Carry a plant. Always stay rooted to somewhere.
And I looked around that gate of late and weary ones and thought,
This is the world I want to live in. The shared world.
Not a single person in this gate—once the crying of confusion stopped
—has seemed apprehensive about any other person.
They took the cookies. I wanted to hug all those other women too.
This can still happen anywhere.
Not everything is lost.
I’m not Wiccan but I find it endlessly fascinating to learn about the old, old traditions, how the early Christian church adapted/co-opted them, and how they’ve evolved into what we have today. (See also: Saturnalia, Eostre, etc.)
For Halloween, we can thank the Celtic pagans for the idea of spirits being close, the focus on death and blood and bones, and even trick-or-treating–and you can learn all about it in the Wikipedia article.
Turns out the originators of the holiday had some of the OG creepy costume ideas, too. I present the Láir Bhán (similar to the Mari Lywd, for any readers of The Dark is Rising series):
In parts of southern Ireland during the 19th century, the guisers included a hobby horse known as the Láir Bhán (white mare). A man covered in a white sheet and carrying a decorated horse skull (representing the Láir Bhán) would lead a group of youths, blowing on cow horns, from farm to farm. At each they recited verses, some of which “savoured strongly of paganism”, and the farmer was expected to donate food. If the farmer donated food he could expect good fortune from the ‘Muck Olla’; not doing so would bring misfortune.
(Image from here)
At the risk of sending my dad into cardiac arrest when he reads this, I tried to buy the Outdoor Voices CloudKnit Sweats for $85. Sure, I knew I could make them, but I’d convinced myself the fabric and the fit would be spectacular and totally worth it.
Well, two sizes and returns later, the fabric felt like a weird polyester microfiber, there was an unnecessary seam right at the bend of the knee, and the fit was less flattering than the Hudson Pants pattern we all know and love. I knew what I had to do.
I got two yards of a very soft poly/rayon/spandex French terry and for $20 and a half a day of sewing, I had some gym pants and $65 in the bank.

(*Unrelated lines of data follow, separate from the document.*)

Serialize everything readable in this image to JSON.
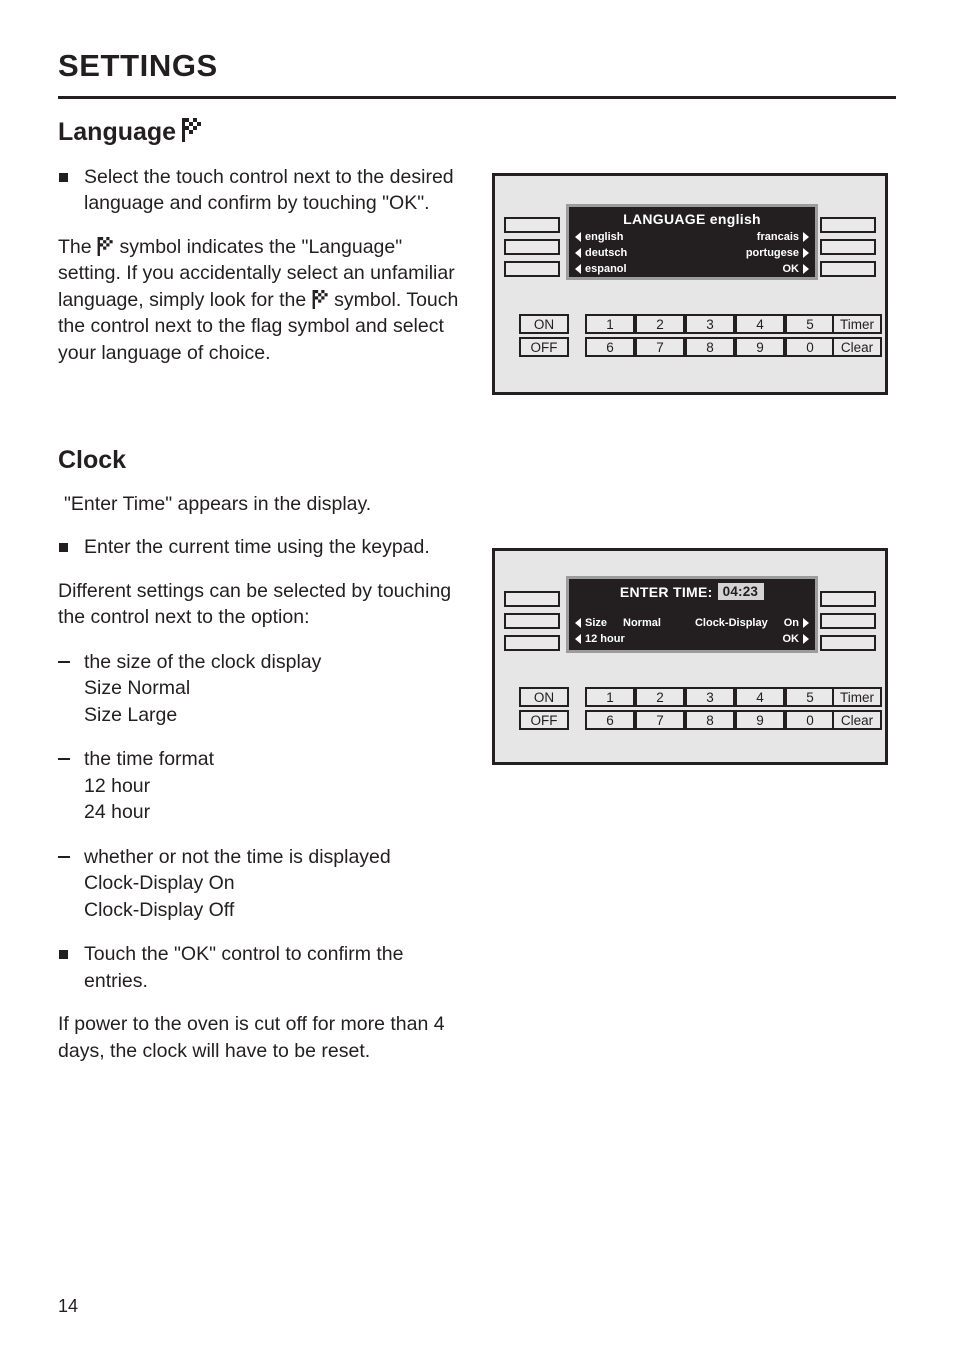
{
  "page": {
    "title": "SETTINGS",
    "number": "14"
  },
  "language_section": {
    "heading": "Language",
    "flag_icon": "checkered-flag-icon",
    "bullet1": "Select the touch control next to the desired language and confirm by touching \"OK\".",
    "paragraph_part1": "The",
    "paragraph_part2": "symbol indicates the \"Language\" setting. If you accidentally select an unfamiliar language, simply look for the",
    "paragraph_part3": "symbol. Touch the control next to the flag symbol and select your language of choice."
  },
  "clock_section": {
    "heading": "Clock",
    "intro": "\"Enter Time\" appears in the display.",
    "bullet1": "Enter the current time using the keypad.",
    "paragraph1": "Different settings can be selected by touching the control next to the option:",
    "options": [
      {
        "title": "the size of the clock display",
        "values": [
          "Size Normal",
          "Size Large"
        ]
      },
      {
        "title": "the time format",
        "values": [
          "12 hour",
          "24 hour"
        ]
      },
      {
        "title": "whether or not the time is displayed",
        "values": [
          "Clock-Display On",
          "Clock-Display Off"
        ]
      }
    ],
    "bullet2": "Touch the \"OK\" control to confirm the entries.",
    "paragraph2": "If power to the oven is cut off for more than 4 days, the clock will have to be reset."
  },
  "panel_language": {
    "lcd": {
      "title": "LANGUAGE english",
      "rows": [
        {
          "left": "english",
          "right": "francais"
        },
        {
          "left": "deutsch",
          "right": "portugese"
        },
        {
          "left": "espanol",
          "right": "OK"
        }
      ]
    },
    "left_buttons": [
      "",
      "",
      ""
    ],
    "right_buttons": [
      "",
      "",
      ""
    ],
    "power_keys": [
      "ON",
      "OFF"
    ],
    "numeric_keys_row1": [
      "1",
      "2",
      "3",
      "4",
      "5"
    ],
    "numeric_keys_row2": [
      "6",
      "7",
      "8",
      "9",
      "0"
    ],
    "function_keys": [
      "Timer",
      "Clear"
    ]
  },
  "panel_clock": {
    "lcd": {
      "title_label": "ENTER TIME:",
      "time_value": "04:23",
      "rows": [
        {
          "left_label": "Size",
          "left_value": "Normal",
          "right_label": "Clock-Display",
          "right_value": "On"
        },
        {
          "left_label": "12 hour",
          "left_value": "",
          "right_label": "",
          "right_value": "OK"
        }
      ]
    },
    "left_buttons": [
      "",
      "",
      ""
    ],
    "right_buttons": [
      "",
      "",
      ""
    ],
    "power_keys": [
      "ON",
      "OFF"
    ],
    "numeric_keys_row1": [
      "1",
      "2",
      "3",
      "4",
      "5"
    ],
    "numeric_keys_row2": [
      "6",
      "7",
      "8",
      "9",
      "0"
    ],
    "function_keys": [
      "Timer",
      "Clear"
    ]
  },
  "colors": {
    "ink": "#231f20",
    "panel_face": "#e6e6e6",
    "lcd_bg": "#231f20",
    "lcd_bezel": "#9c9c9c",
    "highlight": "#d4d4d4"
  }
}
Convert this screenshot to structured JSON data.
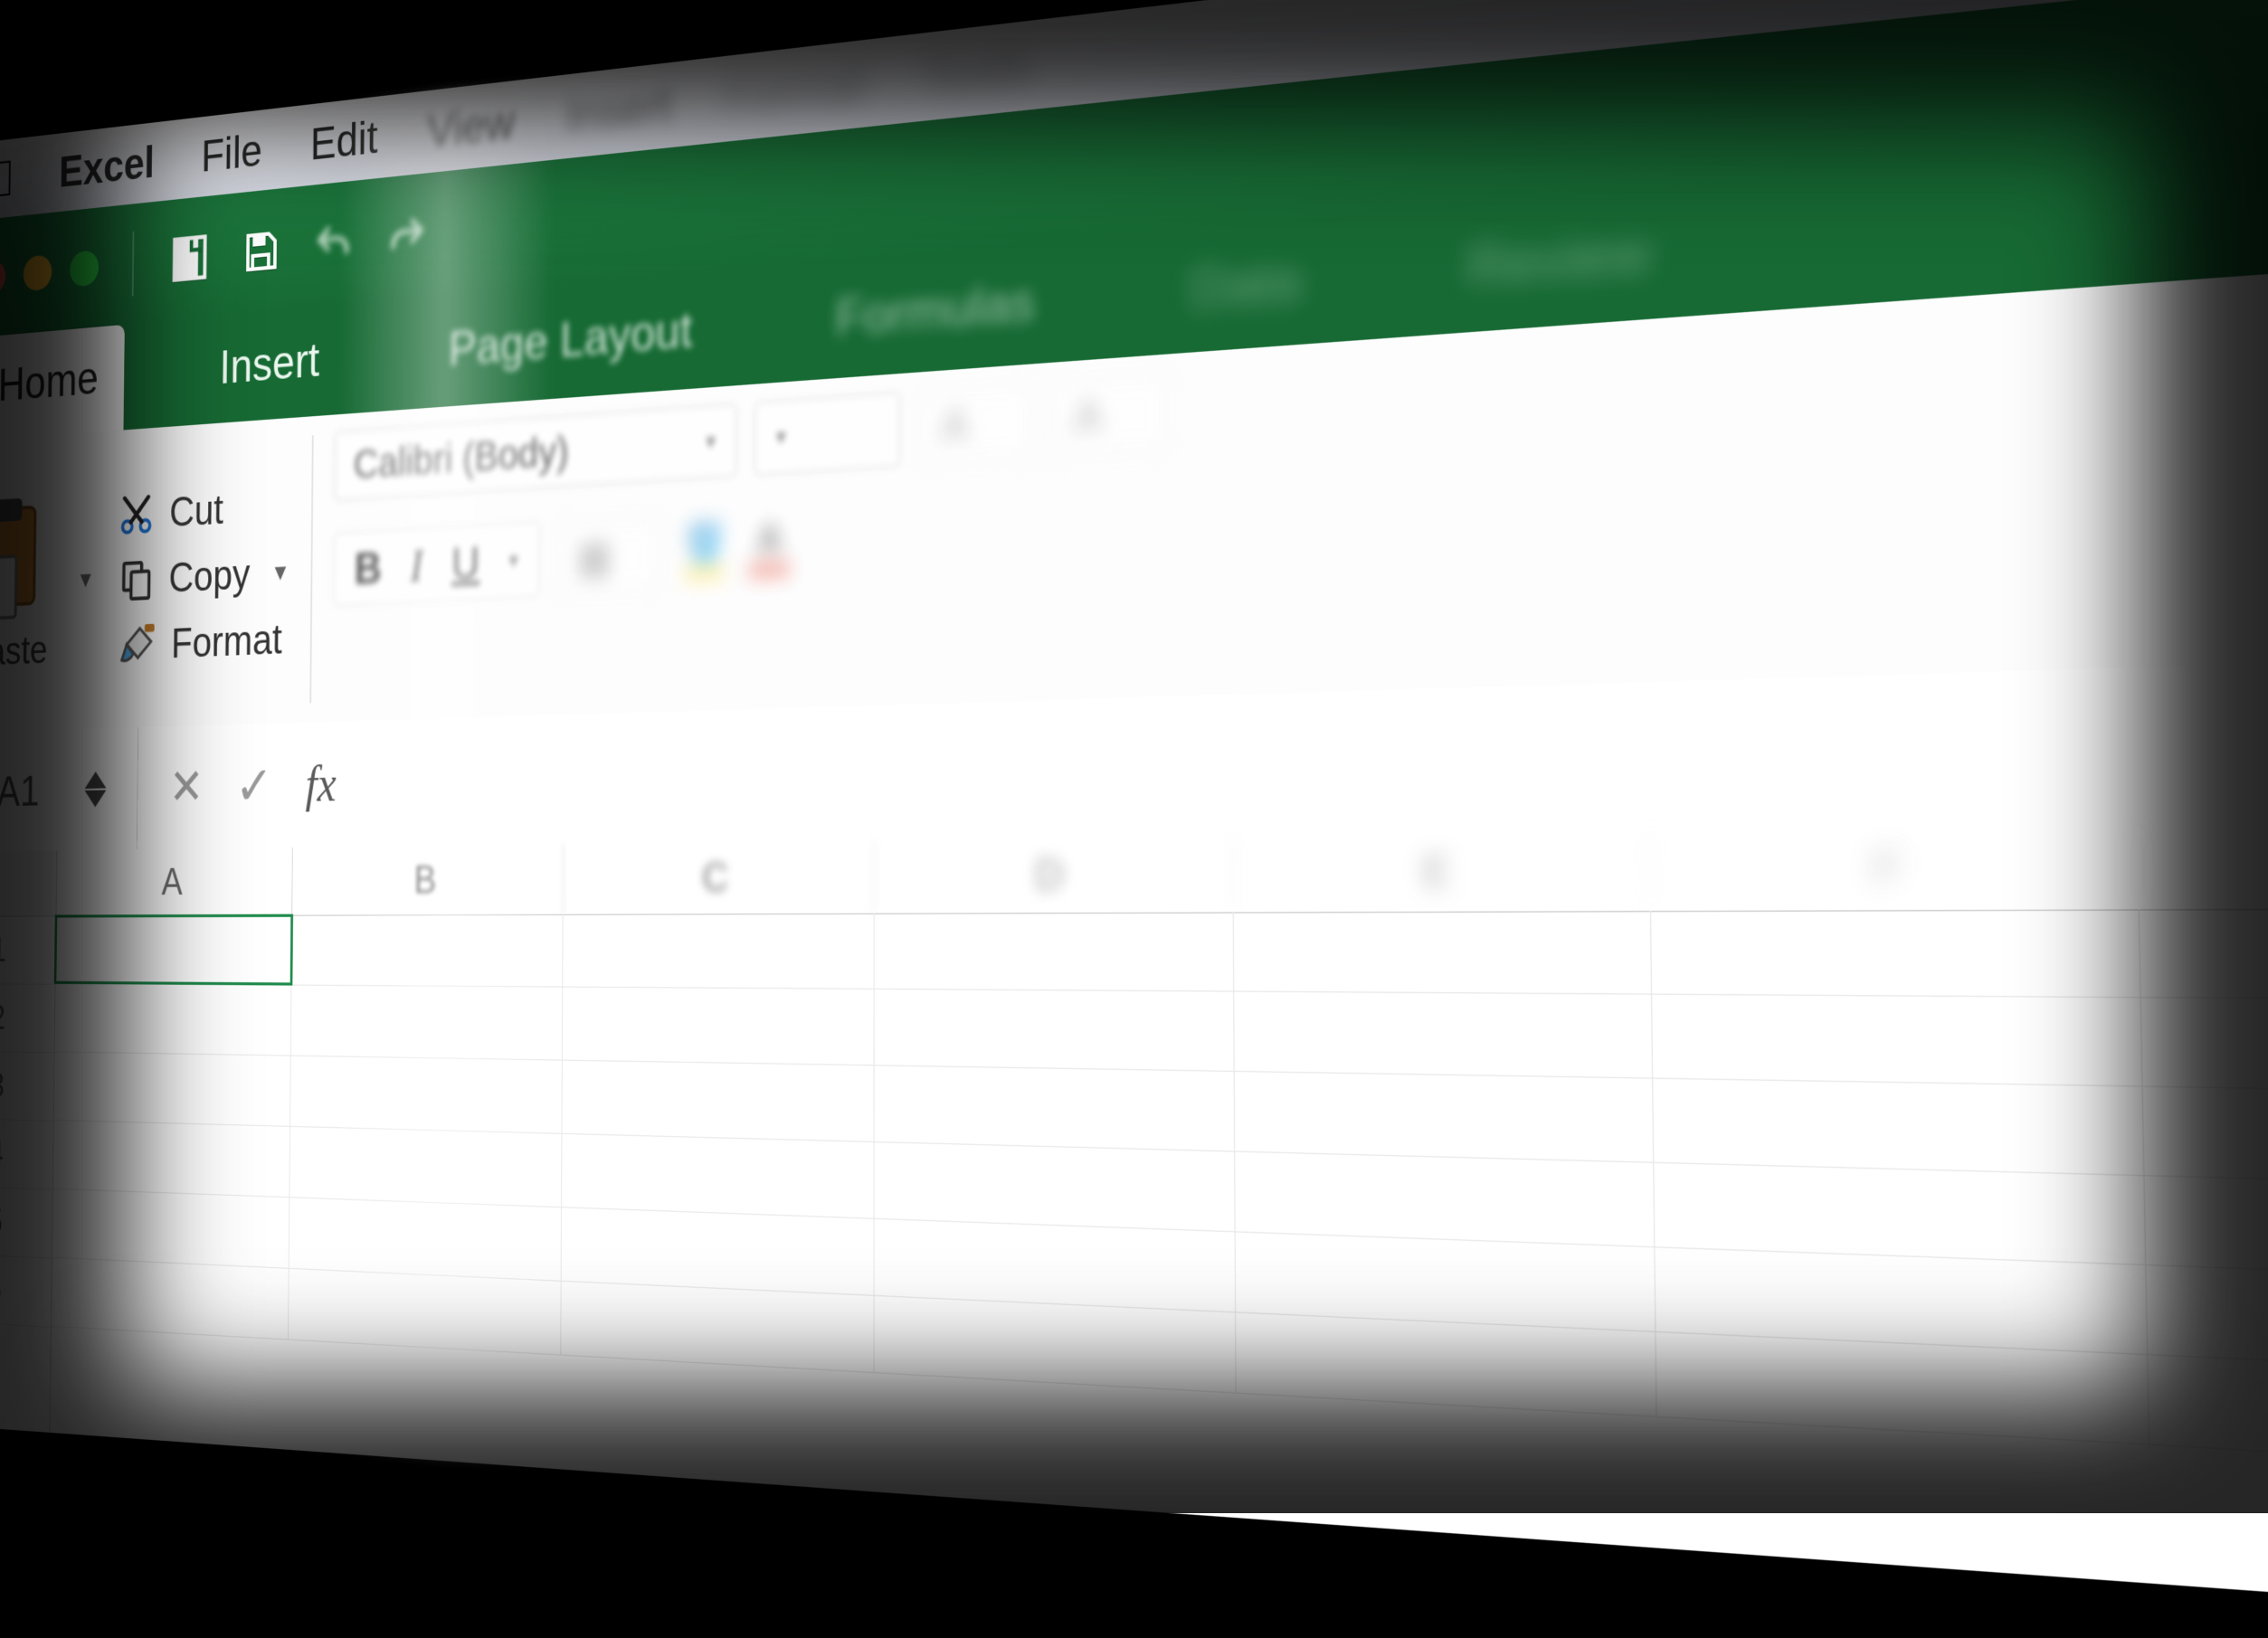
{
  "menubar": {
    "app": "Excel",
    "items": [
      "File",
      "Edit",
      "View",
      "Insert",
      "Format",
      "Tools"
    ]
  },
  "ribbon_tabs": [
    "Home",
    "Insert",
    "Page Layout",
    "Formulas",
    "Data",
    "Review"
  ],
  "clipboard": {
    "paste_label": "Paste",
    "cut_label": "Cut",
    "copy_label": "Copy",
    "format_label": "Format"
  },
  "font": {
    "name": "Calibri (Body)",
    "bold": "B",
    "italic": "I",
    "underline": "U"
  },
  "formula_bar": {
    "name_box": "A1",
    "fx_label": "fx"
  },
  "columns": [
    "A",
    "B",
    "C",
    "D",
    "E",
    "F"
  ]
}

As you can see by the photo IN AN ACTUAL GYM, I’ve worn these to workouts and they do great–the spandex keeps them from bagging out at the knees and they’re trim but not frumpy, with a little more coverage than leggings. (Maybe next year I can be the person wearing shorts, knee socks, and a lifting belt, but I’m not there yet.)